Winchester Bay in the Umpqua River estuary was intended to become a major shipping port based on the land development and timber industry and was soon selected as one of six sites for a lighthouse. Shifting sand bars and turbulent currents at the river mouth created a hazard for ships and a navigational aid marking the river entrance was greatly needed. The first lighthouse was built along the river channel and completed in 1857. But seasonal river flooding and an unstable sand embankment caused severe erosion under the foundation and in October 1863, the lighthouse collapsed. Construction on a new light started in 1892 and was completed in 1894. The new light was built at an elevation of 100 feet (30 m) and 0.5 miles (0.8 km) from the river and ocean. The new light used a clockwork mechanism to rotate a unique 1st order Fresnel lens with red and white beams of light. In 1916, the Secretary of War issued a permit to construct a jetty at the river mouth to reduce the hazards for marine transportation across the bar. In 1923, jetty construction was started on the north side of the river and completed in 1927. In 1935, a jetty on the south side of the river was constructed. In 1966, the light was automated and in 1983, the wheels in the rotation mechanism for the lens wore out after 89 years of continuous operation.

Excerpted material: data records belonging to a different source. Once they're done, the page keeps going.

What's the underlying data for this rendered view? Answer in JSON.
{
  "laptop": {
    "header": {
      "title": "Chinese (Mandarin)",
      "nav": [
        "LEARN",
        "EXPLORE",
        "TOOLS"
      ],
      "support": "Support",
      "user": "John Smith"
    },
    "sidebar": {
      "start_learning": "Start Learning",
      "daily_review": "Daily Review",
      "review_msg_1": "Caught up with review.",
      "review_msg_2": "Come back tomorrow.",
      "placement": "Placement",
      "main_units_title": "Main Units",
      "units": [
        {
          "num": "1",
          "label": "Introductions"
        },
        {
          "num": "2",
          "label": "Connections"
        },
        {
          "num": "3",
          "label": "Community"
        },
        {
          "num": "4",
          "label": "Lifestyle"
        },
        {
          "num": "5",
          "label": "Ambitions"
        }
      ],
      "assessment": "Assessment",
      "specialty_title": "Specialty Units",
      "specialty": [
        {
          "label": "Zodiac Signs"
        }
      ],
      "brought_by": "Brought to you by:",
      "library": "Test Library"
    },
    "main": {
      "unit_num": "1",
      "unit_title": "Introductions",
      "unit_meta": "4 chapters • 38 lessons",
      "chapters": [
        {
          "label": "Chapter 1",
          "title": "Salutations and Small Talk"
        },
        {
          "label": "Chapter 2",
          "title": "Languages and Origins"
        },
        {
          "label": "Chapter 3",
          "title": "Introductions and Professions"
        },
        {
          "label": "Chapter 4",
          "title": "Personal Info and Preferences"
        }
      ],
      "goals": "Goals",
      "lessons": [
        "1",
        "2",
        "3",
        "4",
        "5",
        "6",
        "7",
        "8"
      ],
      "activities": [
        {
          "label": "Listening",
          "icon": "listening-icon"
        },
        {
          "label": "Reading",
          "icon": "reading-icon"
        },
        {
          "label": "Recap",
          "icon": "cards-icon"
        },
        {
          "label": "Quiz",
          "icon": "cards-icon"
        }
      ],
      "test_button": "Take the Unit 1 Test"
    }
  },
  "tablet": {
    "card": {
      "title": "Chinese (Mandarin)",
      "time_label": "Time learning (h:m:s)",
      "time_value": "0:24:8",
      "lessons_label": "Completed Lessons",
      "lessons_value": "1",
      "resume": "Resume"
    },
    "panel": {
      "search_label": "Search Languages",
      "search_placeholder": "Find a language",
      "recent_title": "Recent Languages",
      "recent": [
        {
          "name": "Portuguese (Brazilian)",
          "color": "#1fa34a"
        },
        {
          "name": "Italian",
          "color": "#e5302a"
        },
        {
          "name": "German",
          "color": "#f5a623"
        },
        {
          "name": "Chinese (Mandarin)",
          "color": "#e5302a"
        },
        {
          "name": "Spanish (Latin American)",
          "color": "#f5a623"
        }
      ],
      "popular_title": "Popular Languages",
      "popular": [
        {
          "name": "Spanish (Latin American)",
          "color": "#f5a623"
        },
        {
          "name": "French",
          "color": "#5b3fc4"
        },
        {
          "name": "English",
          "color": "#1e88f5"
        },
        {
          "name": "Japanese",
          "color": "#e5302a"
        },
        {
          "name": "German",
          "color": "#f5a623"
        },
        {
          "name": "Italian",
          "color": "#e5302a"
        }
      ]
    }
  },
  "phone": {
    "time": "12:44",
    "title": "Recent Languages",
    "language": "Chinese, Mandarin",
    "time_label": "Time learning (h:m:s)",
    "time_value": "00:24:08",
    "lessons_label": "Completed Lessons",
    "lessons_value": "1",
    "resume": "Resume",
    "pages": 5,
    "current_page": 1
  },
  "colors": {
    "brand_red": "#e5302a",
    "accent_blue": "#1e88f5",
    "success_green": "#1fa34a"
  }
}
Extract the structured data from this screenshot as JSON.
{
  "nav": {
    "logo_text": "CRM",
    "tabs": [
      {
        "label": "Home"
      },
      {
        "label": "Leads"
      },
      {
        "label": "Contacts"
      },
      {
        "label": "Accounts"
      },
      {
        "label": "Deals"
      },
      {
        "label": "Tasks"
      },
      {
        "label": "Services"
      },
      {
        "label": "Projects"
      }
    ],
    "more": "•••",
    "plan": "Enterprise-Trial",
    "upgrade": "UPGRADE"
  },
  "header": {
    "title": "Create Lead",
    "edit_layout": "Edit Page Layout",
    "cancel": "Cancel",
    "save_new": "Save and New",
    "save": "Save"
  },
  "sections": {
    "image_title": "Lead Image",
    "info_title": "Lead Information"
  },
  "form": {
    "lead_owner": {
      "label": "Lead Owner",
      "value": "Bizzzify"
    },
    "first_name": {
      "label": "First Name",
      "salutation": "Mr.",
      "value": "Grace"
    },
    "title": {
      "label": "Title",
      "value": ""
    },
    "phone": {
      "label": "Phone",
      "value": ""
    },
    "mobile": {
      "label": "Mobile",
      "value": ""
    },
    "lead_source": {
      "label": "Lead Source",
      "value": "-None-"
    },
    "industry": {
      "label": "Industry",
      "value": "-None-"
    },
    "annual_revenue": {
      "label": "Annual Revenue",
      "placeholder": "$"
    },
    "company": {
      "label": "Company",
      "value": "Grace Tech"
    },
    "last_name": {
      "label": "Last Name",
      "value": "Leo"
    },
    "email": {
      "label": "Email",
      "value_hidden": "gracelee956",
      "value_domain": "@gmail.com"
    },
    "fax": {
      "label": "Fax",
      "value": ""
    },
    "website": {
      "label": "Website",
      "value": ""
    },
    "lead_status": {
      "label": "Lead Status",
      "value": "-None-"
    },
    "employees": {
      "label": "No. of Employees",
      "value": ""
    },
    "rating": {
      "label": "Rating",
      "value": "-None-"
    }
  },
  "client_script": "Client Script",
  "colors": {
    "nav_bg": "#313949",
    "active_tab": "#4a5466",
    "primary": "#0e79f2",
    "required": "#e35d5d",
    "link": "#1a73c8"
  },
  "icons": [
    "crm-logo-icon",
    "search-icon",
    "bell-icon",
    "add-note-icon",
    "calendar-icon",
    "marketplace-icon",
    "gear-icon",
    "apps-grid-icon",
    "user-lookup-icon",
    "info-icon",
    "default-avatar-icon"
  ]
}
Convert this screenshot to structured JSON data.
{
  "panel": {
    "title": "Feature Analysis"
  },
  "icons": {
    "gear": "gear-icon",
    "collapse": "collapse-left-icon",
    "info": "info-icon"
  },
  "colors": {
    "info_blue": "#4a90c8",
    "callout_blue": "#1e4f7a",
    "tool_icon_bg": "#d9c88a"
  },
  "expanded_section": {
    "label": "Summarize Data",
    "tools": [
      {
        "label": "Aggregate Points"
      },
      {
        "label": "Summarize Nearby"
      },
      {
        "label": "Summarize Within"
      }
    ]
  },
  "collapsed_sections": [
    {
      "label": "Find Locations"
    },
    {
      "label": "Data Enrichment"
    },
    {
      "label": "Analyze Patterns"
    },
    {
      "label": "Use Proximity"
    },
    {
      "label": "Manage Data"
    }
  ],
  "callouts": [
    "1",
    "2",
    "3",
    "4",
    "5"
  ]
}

In 1985, the U.S. Coast Guard restored the original mechanism and the lens went back into operation. In 2010, Douglas County took ownership of the lighthouse and leased the Fresnel lens from the Coast Guard. The light continues to operate as an aid to navigation and the 1st order lens is one of the few remaining in service. Between 1930 and 1951, lands for Umpqua Lighthouse State Park were acquired. Much of the original park was given to the state by Douglas County. Additional lands were purchased from the U. S. Government and private owners. In 1951, Menasha Wooden Ware Company donated just over 100 acres (40 ha). In 1972, with the creation of the Oregon Dunes National Recreation Area on the surrounding Siuslaw National Forest, an exchange of land was made with the U.S. Forest Service to complete the park. The purpose of Umpqua Lighthouse Park was to preserve the forested basin of Lake Marie plus a large ocean frontage with adjoining sand dunes. Read more here and here. Explore more of the Umpqua River here: